| Problem |
Please give back each line below unchanged; none of the pictures should appear.

======== Available data ========

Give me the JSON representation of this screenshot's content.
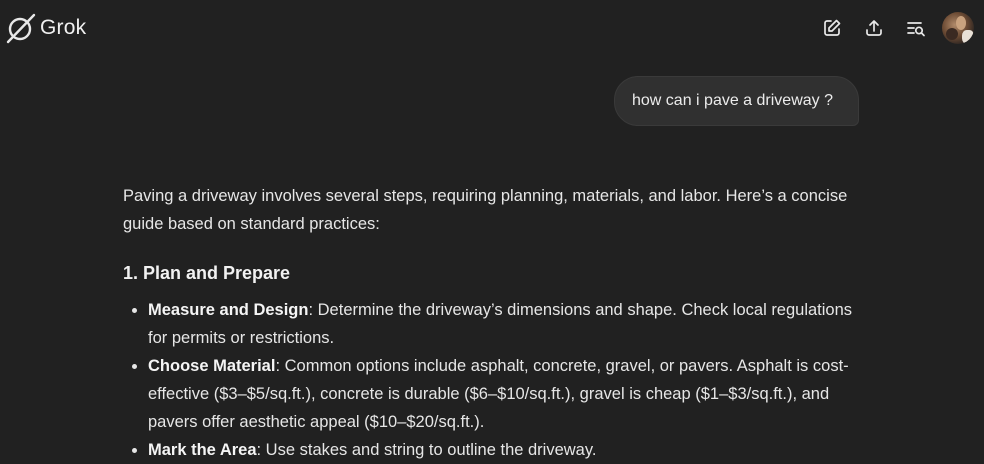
{
  "header": {
    "app_name": "Grok",
    "icons": [
      "new-chat-icon",
      "share-icon",
      "search-history-icon"
    ]
  },
  "conversation": {
    "user_message": "how can i pave a driveway ?",
    "intro": "Paving a driveway involves several steps, requiring planning, materials, and labor. Here’s a concise guide based on standard practices:",
    "section_title": "1. Plan and Prepare",
    "bullets": [
      {
        "term": "Measure and Design",
        "text": ": Determine the driveway’s dimensions and shape. Check local regulations for permits or restrictions."
      },
      {
        "term": "Choose Material",
        "text": ": Common options include asphalt, concrete, gravel, or pavers. Asphalt is cost-effective ($3–$5/sq.ft.), concrete is durable ($6–$10/sq.ft.), gravel is cheap ($1–$3/sq.ft.), and pavers offer aesthetic appeal ($10–$20/sq.ft.)."
      },
      {
        "term": "Mark the Area",
        "text": ": Use stakes and string to outline the driveway."
      }
    ]
  },
  "colors": {
    "background": "#212121",
    "bubble": "#303030",
    "text": "#e6e6e6"
  }
}
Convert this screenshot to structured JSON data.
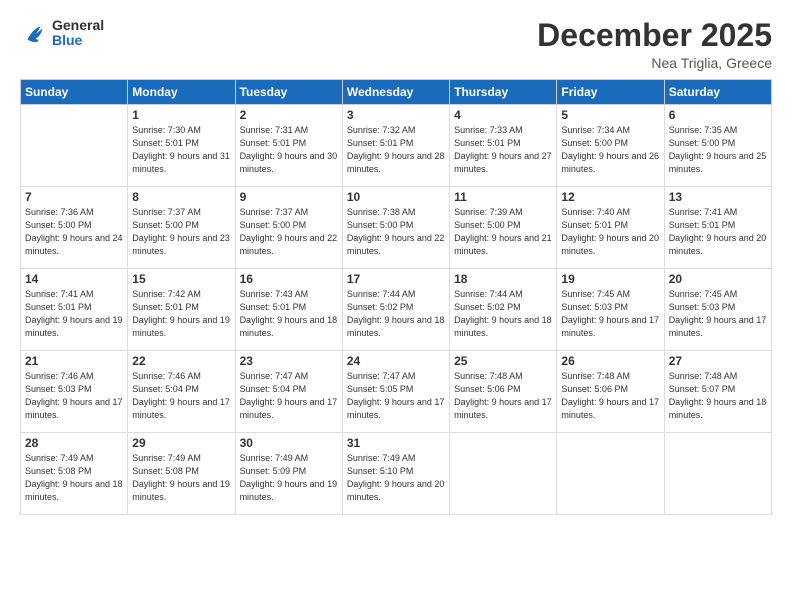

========

| Answer space |
Give me the JSON representation of this screenshot's content.
{
  "header": {
    "app_name": "Grok",
    "icons": [
      "new-chat-icon",
      "share-icon",
      "search-history-icon"
    ]
  },
  "conversation": {
    "user_message": "how can i pave a driveway ?",
    "intro": "Paving a driveway involves several steps, requiring planning, materials, and labor. Here’s a concise guide based on standard practices:",
    "section_title": "1. Plan and Prepare",
    "bullets": [
      {
        "term": "Measure and Design",
        "text": ": Determine the driveway’s dimensions and shape. Check local regulations for permits or restrictions."
      },
      {
        "term": "Choose Material",
        "text": ": Common options include asphalt, concrete, gravel, or pavers. Asphalt is cost-effective ($3–$5/sq.ft.), concrete is durable ($6–$10/sq.ft.), gravel is cheap ($1–$3/sq.ft.), and pavers offer aesthetic appeal ($10–$20/sq.ft.)."
      },
      {
        "term": "Mark the Area",
        "text": ": Use stakes and string to outline the driveway."
      }
    ]
  },
  "colors": {
    "background": "#212121",
    "bubble": "#303030",
    "text": "#e6e6e6"
  }
}
Convert this screenshot to structured JSON data.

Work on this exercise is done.